For this bill to pass we need your support!
Please add your name to the petition below to help us keep cyclists and pedestrians safe!
Law enforcement typically doesn’t enforce the three foot law because it’s just a $35 infraction.
I support a stronger law that will change driver behavior of coming too close to cyclists and pedestrians.
While I was biking on Broadway in Oakland (which has painted bike lanes in places), a car suddenly crossed into my lane without signaling. I jammed on the brakes to avoid a collision, flew over the handlebars, and landed on my face.
The driver stopped and called the police and an ambulance. What followed was fourteen hours in a trauma center and seven weeks of recovery from arm and wrist fractures.
Thanks to cyclistvideoevidence.com, I always ride with a camera, and the recording makes it clear who was at fault.
What I learned from this accident is that unprotected bike lanes are ineffective for keeping cyclists safe.
Even in communities with great bicycle infrastructure, cyclists will always be forced to compete for space on roads because cyclists will always have to share some of those roads with drivers.
Drivers often take advantage of their larger size and more powerful vehicles, sometimes unintentionally but sometimes in a very mean spirited way.
Bullying is a precursor to more dangerous behavior.
We need tools like this legislation to “nip dangerous driving in the bud” before this aggressive behavior leads to collisions.
Thank you so much for this effort!
Great point Bruce Dughi. I would like to remind traffic officials of a time when then World Champion road racer Greg Le Mond was harassed by a motorist. When his bullying didn’t work, he got out of his truck with a pistol and threatened him and several of my friends. When they called for police none came. In fact, when they went in person to the Sheriff’s office of Eldorado County it seemed that no one would take action – until the Sheriff’s own son pointed out that Le Mond was the person on his poster in his bedroom.
Even that wasn’t enough, rather at that point they discovered that the Canadian Nation Champion was also in the group, so now they feared an International Incident.
They finally arrested the gunman – but let him out the next day and gave him his gun back.
Upon his release he took his gun and shot his brother-in-law through the head as he lay in a hospital bed.
Sometimes we need to take hostility towards those who are unarmed a little more seriously
I was hit by a vehicle while riding legally in the lane and the driver was not cited, even though there were witnesses and I had video of the incident.
Current law does not adequately protect cyclists on our roadways.
Not too long ago a Union City police car passed me with about 18” of clearance. Unfortunately my camera had recently failed.
Yes we need a law like this and it must be advertised and included in driving tests.
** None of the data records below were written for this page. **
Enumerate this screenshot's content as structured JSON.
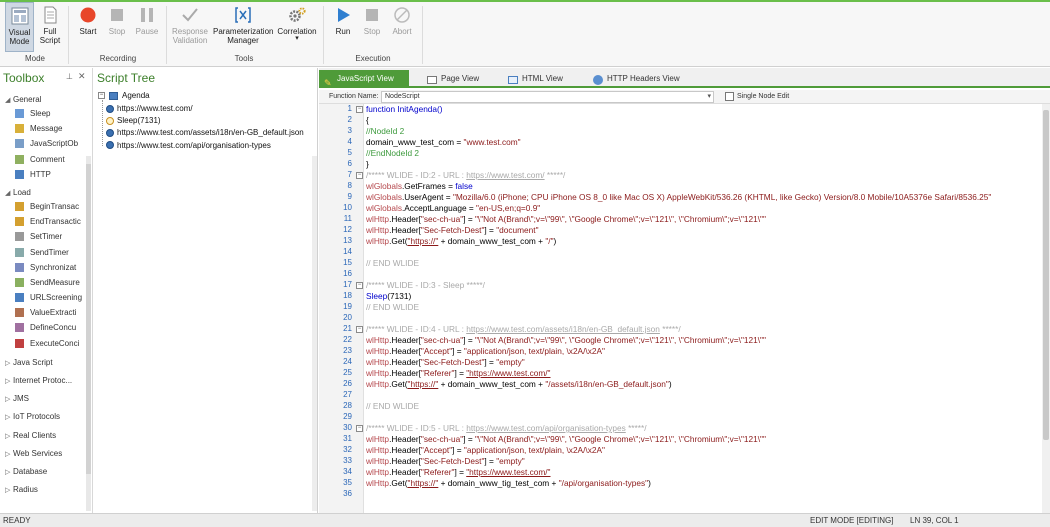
{
  "ribbon": {
    "buttons": {
      "visual_mode": "Visual Mode",
      "full_script": "Full Script",
      "start": "Start",
      "stop_rec": "Stop",
      "pause": "Pause",
      "response_validation": "Response Validation",
      "parameterization_manager": "Parameterization Manager",
      "correlation": "Correlation",
      "run": "Run",
      "stop_exec": "Stop",
      "abort": "Abort"
    },
    "groups": {
      "mode": "Mode",
      "recording": "Recording",
      "tools": "Tools",
      "execution": "Execution"
    }
  },
  "toolbox": {
    "title": "Toolbox",
    "sections": {
      "general": "General",
      "load": "Load"
    },
    "general_items": [
      "Sleep",
      "Message",
      "JavaScriptOb",
      "Comment",
      "HTTP"
    ],
    "load_items": [
      "BeginTransac",
      "EndTransactic",
      "SetTimer",
      "SendTimer",
      "Synchronizat",
      "SendMeasure",
      "URLScreening",
      "ValueExtracti",
      "DefineConcu",
      "ExecuteConci"
    ],
    "collapsed_sections": [
      "Java Script",
      "Internet Protoc...",
      "JMS",
      "IoT Protocols",
      "Real Clients",
      "Web Services",
      "Database",
      "Radius"
    ]
  },
  "script_tree": {
    "title": "Script Tree",
    "root": "Agenda",
    "nodes": [
      "https://www.test.com/",
      "Sleep(7131)",
      "https://www.test.com/assets/i18n/en-GB_default.json",
      "https://www.test.com/api/organisation-types"
    ]
  },
  "editor": {
    "tabs": [
      "JavaScript View",
      "Page View",
      "HTML View",
      "HTTP Headers View"
    ],
    "function_name_label": "Function Name:",
    "function_name_value": "NodeScript",
    "single_node_label": "Single Node Edit",
    "lines": {
      "l1": "function InitAgenda()",
      "l2": "{",
      "l3": "//NodeId 2",
      "l4a": "domain_www_test_com = ",
      "l4b": "\"www.test.com\"",
      "l5": "//EndNodeId 2",
      "l6": "}",
      "l7a": "/***** WLIDE - ID:2 - URL : ",
      "l7b": "https://www.test.com/",
      "l7c": " *****/",
      "l8a": "wlGlobals",
      "l8b": ".GetFrames = ",
      "l8c": "false",
      "l9a": "wlGlobals",
      "l9b": ".UserAgent = ",
      "l9c": "\"Mozilla/6.0 (iPhone; CPU iPhone OS 8_0 like Mac OS X) AppleWebKit/536.26 (KHTML, like Gecko) Version/8.0 Mobile/10A5376e Safari/8536.25\"",
      "l10a": "wlGlobals",
      "l10b": ".AcceptLanguage = ",
      "l10c": "\"en-US,en;q=0.9\"",
      "l11a": "wlHttp",
      "l11b": ".Header[",
      "l11c": "\"sec-ch-ua\"",
      "l11d": "] = ",
      "l11e": "\"\\\"Not A(Brand\\\";v=\\\"99\\\", \\\"Google Chrome\\\";v=\\\"121\\\", \\\"Chromium\\\";v=\\\"121\\\"\"",
      "l12a": "wlHttp",
      "l12b": ".Header[",
      "l12c": "\"Sec-Fetch-Dest\"",
      "l12d": "] = ",
      "l12e": "\"document\"",
      "l13a": "wlHttp",
      "l13b": ".Get(",
      "l13c": "\"https://\"",
      "l13d": " + domain_www_test_com + ",
      "l13e": "\"/\"",
      "l13f": ")",
      "l15": "// END WLIDE",
      "l17": "/***** WLIDE - ID:3 - Sleep *****/",
      "l18a": "Sleep",
      "l18b": "(7131)",
      "l19": "// END WLIDE",
      "l21a": "/***** WLIDE - ID:4 - URL : ",
      "l21b": "https://www.test.com/assets/i18n/en-GB_default.json",
      "l21c": " *****/",
      "l22c": "\"sec-ch-ua\"",
      "l22e": "\"\\\"Not A(Brand\\\";v=\\\"99\\\", \\\"Google Chrome\\\";v=\\\"121\\\", \\\"Chromium\\\";v=\\\"121\\\"\"",
      "l23c": "\"Accept\"",
      "l23e": "\"application/json, text/plain, \\x2A/\\x2A\"",
      "l24c": "\"Sec-Fetch-Dest\"",
      "l24e": "\"empty\"",
      "l25c": "\"Referer\"",
      "l25e": "\"https://www.test.com/\"",
      "l26c": "\"https://\"",
      "l26d": " + domain_www_test_com + ",
      "l26e": "\"/assets/i18n/en-GB_default.json\"",
      "l26f": ")",
      "l28": "// END WLIDE",
      "l30a": "/***** WLIDE - ID:5 - URL : ",
      "l30b": "https://www.test.com/api/organisation-types",
      "l30c": " *****/",
      "l31c": "\"sec-ch-ua\"",
      "l31e": "\"\\\"Not A(Brand\\\";v=\\\"99\\\", \\\"Google Chrome\\\";v=\\\"121\\\", \\\"Chromium\\\";v=\\\"121\\\"\"",
      "l32c": "\"Accept\"",
      "l32e": "\"application/json, text/plain, \\x2A/\\x2A\"",
      "l33c": "\"Sec-Fetch-Dest\"",
      "l33e": "\"empty\"",
      "l34c": "\"Referer\"",
      "l34e": "\"https://www.test.com/\"",
      "l35c": "\"https://\"",
      "l35d": " + domain_www_tig_test_com + ",
      "l35e": "\"/api/organisation-types\"",
      "l35f": ")",
      "wlHttp": "wlHttp",
      "header": ".Header[",
      "eq": "] = ",
      "get": ".Get("
    },
    "line_numbers": [
      "1",
      "2",
      "3",
      "4",
      "5",
      "6",
      "7",
      "8",
      "9",
      "10",
      "11",
      "12",
      "13",
      "14",
      "15",
      "16",
      "17",
      "18",
      "19",
      "20",
      "21",
      "22",
      "23",
      "24",
      "25",
      "26",
      "27",
      "28",
      "29",
      "30",
      "31",
      "32",
      "33",
      "34",
      "35",
      "36"
    ]
  },
  "status": {
    "ready": "READY",
    "mode": "EDIT MODE [EDITING]",
    "position": "LN 39, COL 1"
  },
  "colors": {
    "accent": "#4f9b39",
    "line_number": "#2b67b8"
  }
}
This legislation would make critical strides forward in protecting cyclists and pedestrians – both through education and enabling enforcement.
Without these protections, pedestrians and cyclists are often unable to hold motorists accountable for their actions that cause extreme harm and death.
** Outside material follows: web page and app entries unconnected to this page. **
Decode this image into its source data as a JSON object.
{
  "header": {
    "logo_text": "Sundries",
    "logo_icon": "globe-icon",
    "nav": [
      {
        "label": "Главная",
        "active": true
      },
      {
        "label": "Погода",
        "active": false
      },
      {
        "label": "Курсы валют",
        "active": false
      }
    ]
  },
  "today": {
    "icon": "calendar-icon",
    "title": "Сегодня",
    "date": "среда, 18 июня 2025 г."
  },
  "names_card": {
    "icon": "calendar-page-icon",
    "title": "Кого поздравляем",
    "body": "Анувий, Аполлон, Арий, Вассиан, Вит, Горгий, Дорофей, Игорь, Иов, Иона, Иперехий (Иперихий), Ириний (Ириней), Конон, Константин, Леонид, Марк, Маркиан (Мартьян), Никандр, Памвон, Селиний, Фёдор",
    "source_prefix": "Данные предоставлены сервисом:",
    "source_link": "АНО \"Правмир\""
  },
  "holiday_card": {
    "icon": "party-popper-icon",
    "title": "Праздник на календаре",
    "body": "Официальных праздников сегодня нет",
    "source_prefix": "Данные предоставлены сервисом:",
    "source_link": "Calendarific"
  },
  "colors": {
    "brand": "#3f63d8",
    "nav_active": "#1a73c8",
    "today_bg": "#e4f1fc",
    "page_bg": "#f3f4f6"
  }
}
Currently, acts by motorists who do not exercise great care when operating their vehicles near cyclists and pedestrians are often simply ignored. This has to stop. Disregard for human life cannot be tolerated. And if we want to not only protect human life but also encourage everyone to find alternate means of transportation that do not harm the environment, we need to make the roads safer.
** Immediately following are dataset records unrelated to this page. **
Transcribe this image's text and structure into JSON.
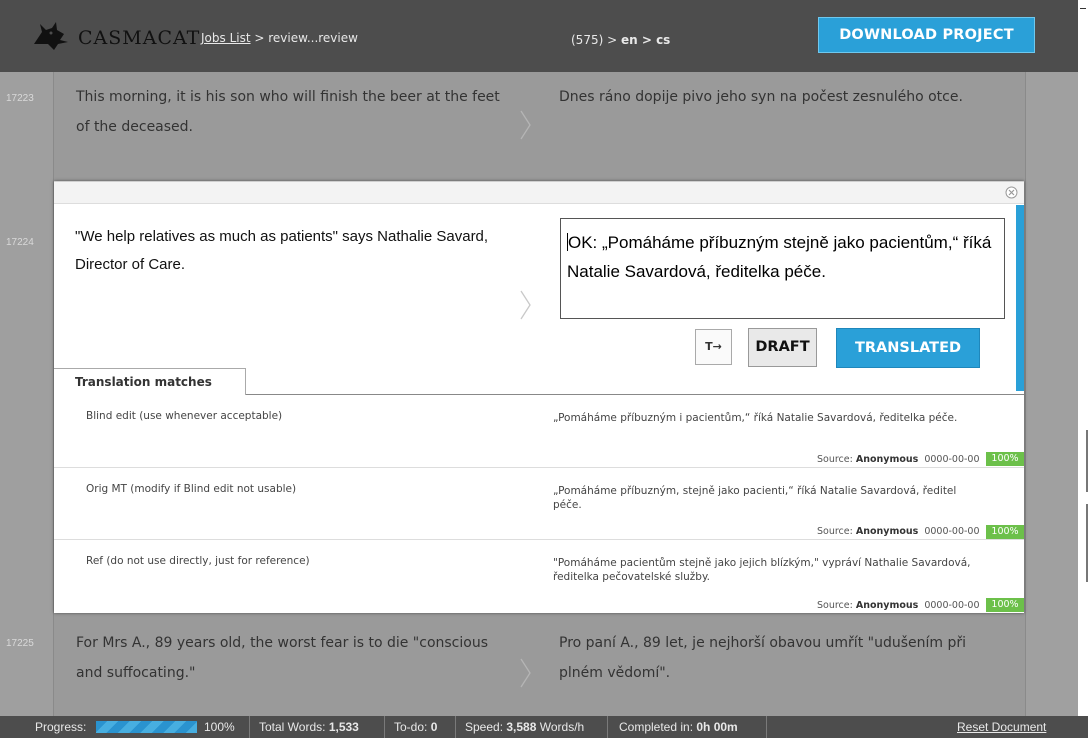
{
  "header": {
    "logo_text": "CASMACAT",
    "breadcrumb_link": "Jobs List",
    "breadcrumb_rest": " > review...review",
    "job_id": "(575) > ",
    "source_lang": "en",
    "lang_sep": " > ",
    "target_lang": "cs",
    "download_label": "DOWNLOAD PROJECT"
  },
  "segments": [
    {
      "id": "17223",
      "source": "This morning, it is his son who will finish the beer at the feet of the deceased.",
      "target": "Dnes ráno dopije pivo jeho syn na počest zesnulého otce."
    },
    {
      "id": "17225",
      "source": "For Mrs A., 89 years old, the worst fear is to die \"conscious and suffocating.\"",
      "target": "Pro paní A., 89 let, je nejhorší obavou umřít \"udušením při plném vědomí\"."
    }
  ],
  "active_segment": {
    "id": "17224",
    "source": "\"We help relatives as much as patients\" says Nathalie Savard, Director of Care.",
    "editor_text": "OK: „Pomáháme příbuzným stejně jako pacientům,“ říká Natalie Savardová, ředitelka péče.",
    "tag_button": "T→",
    "draft_label": "DRAFT",
    "translated_label": "TRANSLATED"
  },
  "matches": {
    "tab_label": "Translation matches",
    "items": [
      {
        "label": "Blind edit (use whenever acceptable)",
        "text": "„Pomáháme příbuzným i pacientům,“ říká Natalie Savardová, ředitelka péče.",
        "source_prefix": "Source: ",
        "source_name": "Anonymous",
        "date": "0000-00-00",
        "percent": "100%"
      },
      {
        "label": "Orig MT (modify if Blind edit not usable)",
        "text": "„Pomáháme příbuzným, stejně jako pacienti,“ říká Natalie Savardová, ředitel péče.",
        "source_prefix": "Source: ",
        "source_name": "Anonymous",
        "date": "0000-00-00",
        "percent": "100%"
      },
      {
        "label": "Ref (do not use directly, just for reference)",
        "text": "\"Pomáháme pacientům stejně jako jejich blízkým,\" vypráví Nathalie Savardová, ředitelka pečovatelské služby.",
        "source_prefix": "Source: ",
        "source_name": "Anonymous",
        "date": "0000-00-00",
        "percent": "100%"
      }
    ]
  },
  "footer": {
    "progress_label": "Progress:",
    "progress_value": 1.0,
    "progress_pct": "100%",
    "total_words_label": "Total Words: ",
    "total_words": "1,533",
    "todo_label": "To-do: ",
    "todo": "0",
    "speed_label": "Speed: ",
    "speed": "3,588",
    "speed_unit": " Words/h",
    "completed_label": "Completed in: ",
    "completed": "0h 00m",
    "reset_label": "Reset Document"
  },
  "colors": {
    "accent": "#2aa0d8",
    "match_green": "#6cc04a",
    "header_bg": "#4d4d4d"
  }
}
Thanks for putting forth this important legislation.
I recently has a motorist pass me and three other cyclists at 40 mph, 4” from my shoulder. I caught very good rear and front video of the incident, including the license number. When I reported it to the police they were unresponsive, not feeling that this assault was something they wanted to waste their time on.
We need more driver education and laws that make it clear that the kind of behavior I experienced is assault and deserves serious enforcement.
Thanks for working toward this goal.